*** STORED DATA ***
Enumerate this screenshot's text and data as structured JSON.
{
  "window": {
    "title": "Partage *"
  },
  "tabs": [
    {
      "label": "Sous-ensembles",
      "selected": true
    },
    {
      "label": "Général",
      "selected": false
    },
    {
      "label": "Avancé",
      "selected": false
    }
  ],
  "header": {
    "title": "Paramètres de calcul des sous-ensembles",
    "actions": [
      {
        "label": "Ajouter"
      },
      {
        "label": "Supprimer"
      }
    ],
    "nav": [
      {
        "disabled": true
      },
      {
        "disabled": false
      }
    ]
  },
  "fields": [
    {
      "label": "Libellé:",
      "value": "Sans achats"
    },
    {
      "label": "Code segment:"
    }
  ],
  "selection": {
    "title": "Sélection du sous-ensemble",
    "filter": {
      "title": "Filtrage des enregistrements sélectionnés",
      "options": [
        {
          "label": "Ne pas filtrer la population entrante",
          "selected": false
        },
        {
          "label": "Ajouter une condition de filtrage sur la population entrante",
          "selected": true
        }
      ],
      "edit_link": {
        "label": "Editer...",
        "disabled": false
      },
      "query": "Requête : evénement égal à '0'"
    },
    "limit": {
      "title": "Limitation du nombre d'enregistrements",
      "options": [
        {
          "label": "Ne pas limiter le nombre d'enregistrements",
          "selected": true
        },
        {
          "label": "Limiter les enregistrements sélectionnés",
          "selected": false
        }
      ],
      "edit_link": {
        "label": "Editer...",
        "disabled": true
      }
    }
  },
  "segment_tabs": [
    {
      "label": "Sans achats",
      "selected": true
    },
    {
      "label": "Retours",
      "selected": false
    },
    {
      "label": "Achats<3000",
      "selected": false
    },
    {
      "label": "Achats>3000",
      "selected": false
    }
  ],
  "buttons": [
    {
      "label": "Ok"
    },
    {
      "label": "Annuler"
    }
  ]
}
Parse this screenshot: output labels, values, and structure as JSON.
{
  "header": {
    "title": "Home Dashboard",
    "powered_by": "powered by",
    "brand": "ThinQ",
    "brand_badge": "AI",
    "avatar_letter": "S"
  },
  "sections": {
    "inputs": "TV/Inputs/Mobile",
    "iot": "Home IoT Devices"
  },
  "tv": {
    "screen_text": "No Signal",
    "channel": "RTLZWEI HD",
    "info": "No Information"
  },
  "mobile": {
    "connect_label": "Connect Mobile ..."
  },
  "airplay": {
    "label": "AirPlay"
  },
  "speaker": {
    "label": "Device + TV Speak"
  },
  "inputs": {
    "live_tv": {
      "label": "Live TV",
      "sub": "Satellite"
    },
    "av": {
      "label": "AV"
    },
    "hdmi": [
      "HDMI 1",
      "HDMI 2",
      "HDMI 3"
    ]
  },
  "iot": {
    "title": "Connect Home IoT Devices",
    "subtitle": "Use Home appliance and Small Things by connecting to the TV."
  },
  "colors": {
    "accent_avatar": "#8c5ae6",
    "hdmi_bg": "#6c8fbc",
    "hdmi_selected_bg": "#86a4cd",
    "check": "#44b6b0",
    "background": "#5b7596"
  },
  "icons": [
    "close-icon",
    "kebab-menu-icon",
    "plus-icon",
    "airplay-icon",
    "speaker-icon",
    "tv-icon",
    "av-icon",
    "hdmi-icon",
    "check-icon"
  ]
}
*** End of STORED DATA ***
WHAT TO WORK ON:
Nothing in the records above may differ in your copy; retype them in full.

EXERCISE SOLUTION:
Enumerate this screenshot's text and data as structured JSON.
{
  "window": {
    "title": "Partage *"
  },
  "tabs": [
    {
      "label": "Sous-ensembles",
      "selected": true
    },
    {
      "label": "Général",
      "selected": false
    },
    {
      "label": "Avancé",
      "selected": false
    }
  ],
  "header": {
    "title": "Paramètres de calcul des sous-ensembles",
    "actions": [
      {
        "label": "Ajouter"
      },
      {
        "label": "Supprimer"
      }
    ],
    "nav": [
      {
        "disabled": true
      },
      {
        "disabled": false
      }
    ]
  },
  "fields": [
    {
      "label": "Libellé:",
      "value": "Sans achats"
    },
    {
      "label": "Code segment:"
    }
  ],
  "selection": {
    "title": "Sélection du sous-ensemble",
    "filter": {
      "title": "Filtrage des enregistrements sélectionnés",
      "options": [
        {
          "label": "Ne pas filtrer la population entrante",
          "selected": false
        },
        {
          "label": "Ajouter une condition de filtrage sur la population entrante",
          "selected": true
        }
      ],
      "edit_link": {
        "label": "Editer...",
        "disabled": false
      },
      "query": "Requête : evénement égal à '0'"
    },
    "limit": {
      "title": "Limitation du nombre d'enregistrements",
      "options": [
        {
          "label": "Ne pas limiter le nombre d'enregistrements",
          "selected": true
        },
        {
          "label": "Limiter les enregistrements sélectionnés",
          "selected": false
        }
      ],
      "edit_link": {
        "label": "Editer...",
        "disabled": true
      }
    }
  },
  "segment_tabs": [
    {
      "label": "Sans achats",
      "selected": true
    },
    {
      "label": "Retours",
      "selected": false
    },
    {
      "label": "Achats<3000",
      "selected": false
    },
    {
      "label": "Achats>3000",
      "selected": false
    }
  ],
  "buttons": [
    {
      "label": "Ok"
    },
    {
      "label": "Annuler"
    }
  ]
}
Parse this screenshot: output labels, values, and structure as JSON.
{
  "header": {
    "title": "Home Dashboard",
    "powered_by": "powered by",
    "brand": "ThinQ",
    "brand_badge": "AI",
    "avatar_letter": "S"
  },
  "sections": {
    "inputs": "TV/Inputs/Mobile",
    "iot": "Home IoT Devices"
  },
  "tv": {
    "screen_text": "No Signal",
    "channel": "RTLZWEI HD",
    "info": "No Information"
  },
  "mobile": {
    "connect_label": "Connect Mobile ..."
  },
  "airplay": {
    "label": "AirPlay"
  },
  "speaker": {
    "label": "Device + TV Speak"
  },
  "inputs": {
    "live_tv": {
      "label": "Live TV",
      "sub": "Satellite"
    },
    "av": {
      "label": "AV"
    },
    "hdmi": [
      "HDMI 1",
      "HDMI 2",
      "HDMI 3"
    ]
  },
  "iot": {
    "title": "Connect Home IoT Devices",
    "subtitle": "Use Home appliance and Small Things by connecting to the TV."
  },
  "colors": {
    "accent_avatar": "#8c5ae6",
    "hdmi_bg": "#6c8fbc",
    "hdmi_selected_bg": "#86a4cd",
    "check": "#44b6b0",
    "background": "#5b7596"
  },
  "icons": [
    "close-icon",
    "kebab-menu-icon",
    "plus-icon",
    "airplay-icon",
    "speaker-icon",
    "tv-icon",
    "av-icon",
    "hdmi-icon",
    "check-icon"
  ]
}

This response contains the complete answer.